Happy New Years! If you’ve compared the dates on my previous blog posts you would notice that it’s been about 3 months since my last post. I’ve decided to try to make more of an effort to create some new content being that it is a new year and you know, resolutions and such. Spurred by my recent lust of security I decided to get a VPN account and see how easy it would be to set up a secure and private browsing environment. Single machine setup was a breeze as most VPN providers now have client programs that do it all for you, but I wanted more. It seemed much more convienent if I could just put an entire network onto a vpn and thus skip client setup. It turns out that this is easily achieved and not overly complicated but is unfortunately not documented too much. After figuring it out myself I figured I would share how to do this so that others could bask in the VPN spring of life.
- ASUS RT-N56U Link
- Padavan Firmware Link *Thank you Jens for the update
- Private Internet Access subscription (Or any other VPN service) Link

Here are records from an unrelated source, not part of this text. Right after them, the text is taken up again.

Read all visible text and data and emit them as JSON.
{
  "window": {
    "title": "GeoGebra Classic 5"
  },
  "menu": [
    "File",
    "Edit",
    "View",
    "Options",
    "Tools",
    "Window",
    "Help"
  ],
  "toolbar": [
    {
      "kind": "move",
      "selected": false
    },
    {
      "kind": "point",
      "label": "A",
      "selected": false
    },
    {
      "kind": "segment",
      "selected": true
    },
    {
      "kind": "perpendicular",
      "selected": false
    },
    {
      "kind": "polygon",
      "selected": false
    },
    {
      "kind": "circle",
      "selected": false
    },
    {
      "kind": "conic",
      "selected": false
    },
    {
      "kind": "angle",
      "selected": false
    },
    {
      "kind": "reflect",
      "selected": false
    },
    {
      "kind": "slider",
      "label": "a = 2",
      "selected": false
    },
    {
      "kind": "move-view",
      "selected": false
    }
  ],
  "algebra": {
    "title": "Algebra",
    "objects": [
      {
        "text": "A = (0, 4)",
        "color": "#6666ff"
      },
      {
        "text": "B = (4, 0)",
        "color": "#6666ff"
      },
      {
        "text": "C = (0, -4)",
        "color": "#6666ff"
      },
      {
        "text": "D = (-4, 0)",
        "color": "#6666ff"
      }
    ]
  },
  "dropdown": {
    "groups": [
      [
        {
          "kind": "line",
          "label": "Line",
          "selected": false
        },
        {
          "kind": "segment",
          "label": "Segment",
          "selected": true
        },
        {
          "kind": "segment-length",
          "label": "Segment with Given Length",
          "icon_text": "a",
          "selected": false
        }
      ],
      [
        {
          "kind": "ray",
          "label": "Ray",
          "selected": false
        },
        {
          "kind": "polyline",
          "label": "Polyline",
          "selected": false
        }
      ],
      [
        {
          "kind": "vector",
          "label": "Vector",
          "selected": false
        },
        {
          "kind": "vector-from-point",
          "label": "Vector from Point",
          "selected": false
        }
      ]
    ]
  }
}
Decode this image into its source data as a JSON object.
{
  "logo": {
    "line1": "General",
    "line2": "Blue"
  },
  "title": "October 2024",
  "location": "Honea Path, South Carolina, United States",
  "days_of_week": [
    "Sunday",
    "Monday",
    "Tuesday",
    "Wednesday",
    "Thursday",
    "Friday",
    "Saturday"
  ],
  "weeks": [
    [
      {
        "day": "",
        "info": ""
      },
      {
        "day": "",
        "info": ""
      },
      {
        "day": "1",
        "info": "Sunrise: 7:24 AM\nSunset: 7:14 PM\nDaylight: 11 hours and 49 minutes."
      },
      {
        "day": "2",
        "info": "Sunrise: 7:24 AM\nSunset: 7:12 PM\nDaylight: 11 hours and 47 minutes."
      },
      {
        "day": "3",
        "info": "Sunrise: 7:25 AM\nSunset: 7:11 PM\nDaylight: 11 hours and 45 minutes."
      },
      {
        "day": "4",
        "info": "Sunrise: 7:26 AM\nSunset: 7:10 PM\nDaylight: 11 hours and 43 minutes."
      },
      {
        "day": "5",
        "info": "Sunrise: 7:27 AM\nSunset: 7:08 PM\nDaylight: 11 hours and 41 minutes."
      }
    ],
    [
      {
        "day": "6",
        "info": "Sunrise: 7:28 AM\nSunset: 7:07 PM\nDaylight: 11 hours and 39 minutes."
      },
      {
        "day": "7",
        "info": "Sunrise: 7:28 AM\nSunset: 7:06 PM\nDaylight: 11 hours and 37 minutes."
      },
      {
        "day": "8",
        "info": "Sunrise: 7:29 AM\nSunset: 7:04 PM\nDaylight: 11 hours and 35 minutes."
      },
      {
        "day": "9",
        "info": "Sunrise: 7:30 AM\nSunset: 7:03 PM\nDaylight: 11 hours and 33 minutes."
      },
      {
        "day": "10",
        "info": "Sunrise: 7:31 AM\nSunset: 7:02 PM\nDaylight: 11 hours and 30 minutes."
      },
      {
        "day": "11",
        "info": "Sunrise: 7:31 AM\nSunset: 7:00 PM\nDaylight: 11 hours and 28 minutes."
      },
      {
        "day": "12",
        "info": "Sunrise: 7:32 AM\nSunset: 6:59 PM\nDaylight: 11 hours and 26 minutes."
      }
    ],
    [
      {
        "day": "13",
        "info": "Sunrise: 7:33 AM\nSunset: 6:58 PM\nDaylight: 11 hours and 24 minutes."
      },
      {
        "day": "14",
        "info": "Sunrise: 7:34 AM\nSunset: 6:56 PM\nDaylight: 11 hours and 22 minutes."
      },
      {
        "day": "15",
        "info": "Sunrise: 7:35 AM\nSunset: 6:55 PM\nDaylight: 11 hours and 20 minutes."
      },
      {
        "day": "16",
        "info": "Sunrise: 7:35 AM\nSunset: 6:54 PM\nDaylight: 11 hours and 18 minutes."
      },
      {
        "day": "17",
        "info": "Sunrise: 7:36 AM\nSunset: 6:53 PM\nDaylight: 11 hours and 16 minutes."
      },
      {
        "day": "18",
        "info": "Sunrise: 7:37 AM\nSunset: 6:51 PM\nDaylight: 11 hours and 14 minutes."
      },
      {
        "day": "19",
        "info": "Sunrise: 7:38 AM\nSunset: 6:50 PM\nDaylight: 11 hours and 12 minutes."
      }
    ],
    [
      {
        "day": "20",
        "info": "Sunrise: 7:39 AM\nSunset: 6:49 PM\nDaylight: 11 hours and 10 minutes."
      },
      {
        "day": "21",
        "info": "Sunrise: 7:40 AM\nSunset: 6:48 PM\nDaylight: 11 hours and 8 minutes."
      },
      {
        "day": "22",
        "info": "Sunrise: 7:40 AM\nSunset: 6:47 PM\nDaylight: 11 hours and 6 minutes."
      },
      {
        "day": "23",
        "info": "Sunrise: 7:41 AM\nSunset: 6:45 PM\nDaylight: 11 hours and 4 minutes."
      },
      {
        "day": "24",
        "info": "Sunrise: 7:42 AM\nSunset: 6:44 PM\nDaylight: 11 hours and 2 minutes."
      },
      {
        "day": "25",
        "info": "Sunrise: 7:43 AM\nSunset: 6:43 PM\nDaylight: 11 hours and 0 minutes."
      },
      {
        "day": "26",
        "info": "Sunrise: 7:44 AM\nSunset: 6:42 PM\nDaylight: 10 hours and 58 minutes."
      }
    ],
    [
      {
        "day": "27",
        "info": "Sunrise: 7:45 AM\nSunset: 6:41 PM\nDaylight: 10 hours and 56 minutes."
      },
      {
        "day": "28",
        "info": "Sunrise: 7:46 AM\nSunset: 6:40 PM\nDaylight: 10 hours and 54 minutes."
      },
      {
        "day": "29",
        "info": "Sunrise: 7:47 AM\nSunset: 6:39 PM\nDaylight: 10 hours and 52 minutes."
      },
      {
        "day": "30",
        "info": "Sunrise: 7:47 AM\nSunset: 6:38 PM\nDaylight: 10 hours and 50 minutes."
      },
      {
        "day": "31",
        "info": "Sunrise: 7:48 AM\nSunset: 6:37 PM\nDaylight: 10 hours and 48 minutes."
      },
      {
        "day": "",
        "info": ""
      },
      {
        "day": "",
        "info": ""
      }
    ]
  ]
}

The first thing to do is get the router and set it up. If you don’t know about this router yet I wrote a review about it a while ago. These routers have never let me down and have had every feature I’ve ever needed. Before this weekend I actually was very happy with the stock firmware but then I came across Padavan and was impressed. Padavan is just some custom firmware written to make your router even more awesome than it already is. I referenced this article for installation instructions, the quick and dirty is:
- Go to the Padavan Repository, click on RT-N56U and get the .trx file of your choice. I used RT-N56U_184.108.40.206-081_aria.trx, you should use the md5 file to verify the trx file if you know how to do that
- Login to your router and navigate to Advanced Settings -> Administration -> Restore/Save/Upload Settings and backup your settings in case this goes sideways
- Go to the Advanced Settings | Administration | Firmware Upgrade page and upload the .trx from Padavan
- Remove your hands from the keyboard, don’t even breathe, and pray to the network gods that nothing goes wrong.
After this you will have some really awesome firmware and be half way to VPN mountain, isn’t this much less painful than you expected? Next up is getting an account with a VPN provider. I decided to use private internet access but you do not have to, there are a myriad of options to choose from so make sure that the one you choose has the features you need. Once you have an account and some credentials, for private internet access you have to login in to their client page and generate a username/password, you will want to log into your newly flashed router, complete with gradient background. Click on the the tab the says VPN Client and enter the following settings:
- VPN Client Protocol: Open VPN
- Remote VPN Server (IP or DNS host): Given by Provider
- Port: 1194, Unless otherwise specified
- Transport: UDP
- Authentication: TLS: username/password
- Login: Given by provider
- Password Given: Given by Provider
- Obtaining DNS from VPN Server: Replace All existing
- Restrict Access from VPN Server Site: No (Site-to-Site access)
The rest can be left default. There is also a tab called OpenVPN Certificates and Keys which you will need to feed some information into. Your provider should have some information located in their tutorials on openvpn settings or config files, private internet access has theirs on this page. Download the configuration files and look for a file called ca.crt. Open this file with your choice of text editor and copy the contents of that into the Root CA Certificate text field. After all that is said and done click apply and double check the settings you entered to confirm correctness. You should be able to navigate to speedtest or google “What is my ip” , either of which should show you at a new IP address/location. Congrats! you now have private browsing!
Update: I recently had issues with my router not working and I found that I had to click into the extended configuration and make sure that cipher AES-128-CBC was the chosen cipher. You should just have to uncomment that line (remove the beginning ‘;’) and make sure no other ones are uncommented.